Exercise instructions
What you return must be the lines of the data that hold the word "text".
#### Records ####
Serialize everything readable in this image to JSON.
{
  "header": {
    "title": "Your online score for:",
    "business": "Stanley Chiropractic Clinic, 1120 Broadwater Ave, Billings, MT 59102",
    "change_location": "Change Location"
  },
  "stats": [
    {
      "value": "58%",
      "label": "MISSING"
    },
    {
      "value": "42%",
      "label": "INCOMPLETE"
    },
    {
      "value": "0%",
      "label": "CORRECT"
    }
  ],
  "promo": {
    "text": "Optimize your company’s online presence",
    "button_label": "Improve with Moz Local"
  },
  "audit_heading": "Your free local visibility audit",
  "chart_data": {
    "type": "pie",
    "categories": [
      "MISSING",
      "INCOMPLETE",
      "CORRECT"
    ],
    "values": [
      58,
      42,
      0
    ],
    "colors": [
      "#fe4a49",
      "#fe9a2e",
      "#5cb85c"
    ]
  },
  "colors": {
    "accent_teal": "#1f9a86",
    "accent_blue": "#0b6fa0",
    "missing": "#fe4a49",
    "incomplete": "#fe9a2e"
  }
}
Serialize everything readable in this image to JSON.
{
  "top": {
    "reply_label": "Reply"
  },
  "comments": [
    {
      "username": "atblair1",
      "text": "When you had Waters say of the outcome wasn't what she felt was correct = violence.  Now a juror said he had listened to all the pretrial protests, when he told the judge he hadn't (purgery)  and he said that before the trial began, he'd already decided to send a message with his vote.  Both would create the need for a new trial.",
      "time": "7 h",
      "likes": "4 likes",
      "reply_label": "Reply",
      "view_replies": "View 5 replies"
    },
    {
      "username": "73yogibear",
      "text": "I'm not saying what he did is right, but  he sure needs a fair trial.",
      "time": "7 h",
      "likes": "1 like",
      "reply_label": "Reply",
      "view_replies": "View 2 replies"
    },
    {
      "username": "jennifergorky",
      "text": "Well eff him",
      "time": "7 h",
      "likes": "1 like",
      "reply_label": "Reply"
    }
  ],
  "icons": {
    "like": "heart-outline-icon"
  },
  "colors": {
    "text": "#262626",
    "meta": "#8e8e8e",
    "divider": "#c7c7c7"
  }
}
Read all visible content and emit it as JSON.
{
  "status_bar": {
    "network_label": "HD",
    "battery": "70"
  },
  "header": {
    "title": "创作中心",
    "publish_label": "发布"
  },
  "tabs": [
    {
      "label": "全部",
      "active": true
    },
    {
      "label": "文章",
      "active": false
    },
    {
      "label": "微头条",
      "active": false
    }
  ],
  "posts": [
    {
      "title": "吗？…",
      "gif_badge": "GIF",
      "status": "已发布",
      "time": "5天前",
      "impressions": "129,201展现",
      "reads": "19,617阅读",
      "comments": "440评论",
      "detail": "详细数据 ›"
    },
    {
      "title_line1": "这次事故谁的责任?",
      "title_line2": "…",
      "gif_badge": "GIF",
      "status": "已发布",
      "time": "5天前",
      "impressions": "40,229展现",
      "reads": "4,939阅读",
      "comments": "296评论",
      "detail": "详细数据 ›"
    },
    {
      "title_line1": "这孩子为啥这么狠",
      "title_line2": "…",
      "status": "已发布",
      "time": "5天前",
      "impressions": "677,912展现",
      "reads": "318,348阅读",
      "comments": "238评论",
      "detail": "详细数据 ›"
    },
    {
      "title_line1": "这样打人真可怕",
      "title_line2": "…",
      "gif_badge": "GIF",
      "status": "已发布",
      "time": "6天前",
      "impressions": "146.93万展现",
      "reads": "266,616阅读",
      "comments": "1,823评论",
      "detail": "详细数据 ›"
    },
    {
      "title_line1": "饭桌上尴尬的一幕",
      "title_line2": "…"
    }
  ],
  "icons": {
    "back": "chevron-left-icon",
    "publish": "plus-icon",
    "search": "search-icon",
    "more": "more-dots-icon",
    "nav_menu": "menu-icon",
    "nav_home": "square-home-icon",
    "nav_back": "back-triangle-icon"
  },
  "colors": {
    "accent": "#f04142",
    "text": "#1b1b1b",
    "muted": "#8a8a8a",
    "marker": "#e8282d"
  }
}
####
Expected output
    "text": "Optimize your company’s online presence",
      "text": "When you had Waters say of the outcome wasn't what she felt was correct = violence.  Now a juror said he had listened to all the pretrial protests, when he told the judge he hadn't (purgery)  and he said that before the trial began, he'd already decided to send a message with his vote.  Both would create the need for a new trial.",
      "text": "I'm not saying what he did is right, but  he sure needs a fair trial.",
      "text": "Well eff him",
    "text": "#262626",
    "text": "#1b1b1b",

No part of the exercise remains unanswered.